This is a new compressor workshop of the Shchelkovskoye UGS facility during the startup operations carried out last winter. 14 gas engine compressors were replaced by four highly automated gas compressor units Saturn-4 RM.
Cutting-edge equipment with higher efficiency and reliability standards was also installed at the new compressor workshop of the Elshansky UGS facility. Two state-of-the-art domestically produced gas compressor units (GCU) 10UGS 01, Ural series, with a total capacity of 20 MW were mounted there instead of eight units produced by American Solar.
This is the Kaluzhskoye UGS facility – one of the first reconstructed gas storages in Russia.
Existing and projected UGS facilities abroad
The story about Gazprom’s UGS facilities will not be complete without mentioning our foreign projects. In order to balance out its gas export, the Company is using storage capacities in Austria, Armenia, Belarus, Germany, Latvia, the Netherlands and Serbia.
For instance, in Belarus Gazprom operates three UGS facilities: Osipovichskoye and Pribugskoye – in aquifers, Mozyrskoye – in salt caverns.
In Armenia Gazprom uses the Abovyanskoye UGS facility in salt caverns.
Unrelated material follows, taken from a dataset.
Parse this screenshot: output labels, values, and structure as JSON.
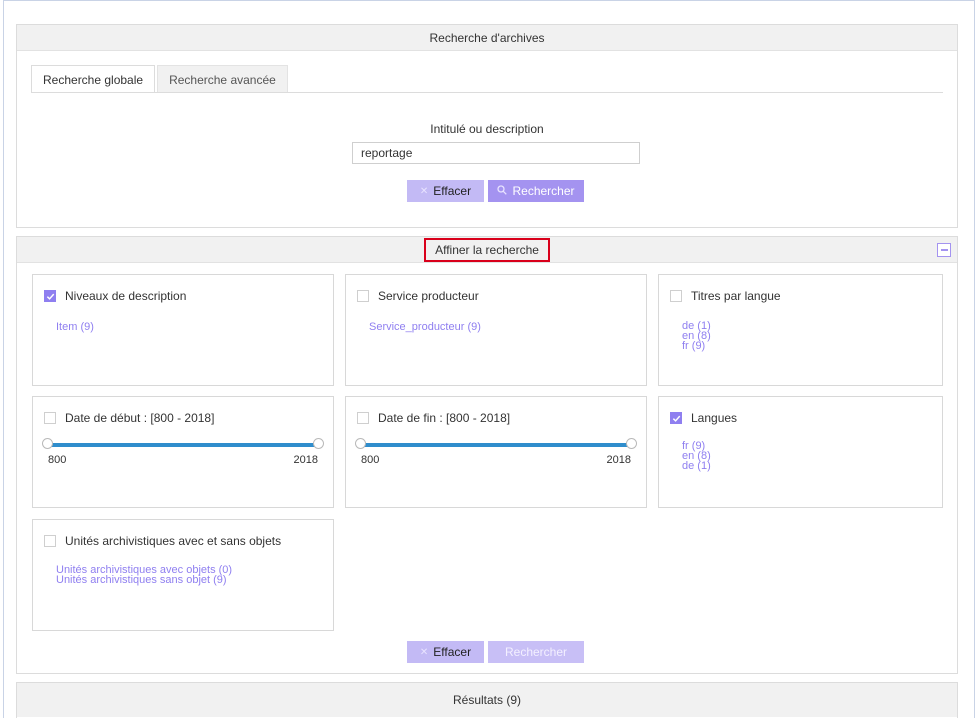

In the photo: Rehden gas storage in Germany.
Summing up our story, we should mention that nowadays Gazprom is among the global leaders having the largest volumes of gas reserves for operational needs. By the 2015–2016 withdrawal season, Gazprom’s domestic UGS facilities will hold 72.018 billion cubic meters of operating gas reserves. The Company keeps on boosting the UGS capacities by constructing new gas storages in Russia, such as the Arbuzovskoye, Bednodemyanovskoye, Volgogradskoye, Kaliningradskoye, Novomoskovskoye, Shatrovskoye UGS facilities and the Udmurtia reserving complex, as well as abroad: the Katharina UGS facility (Germany) and Damborice UGS facility (Czech Republic). In the photo: the world’s largest Severo-Stavropolskoye UGS facility.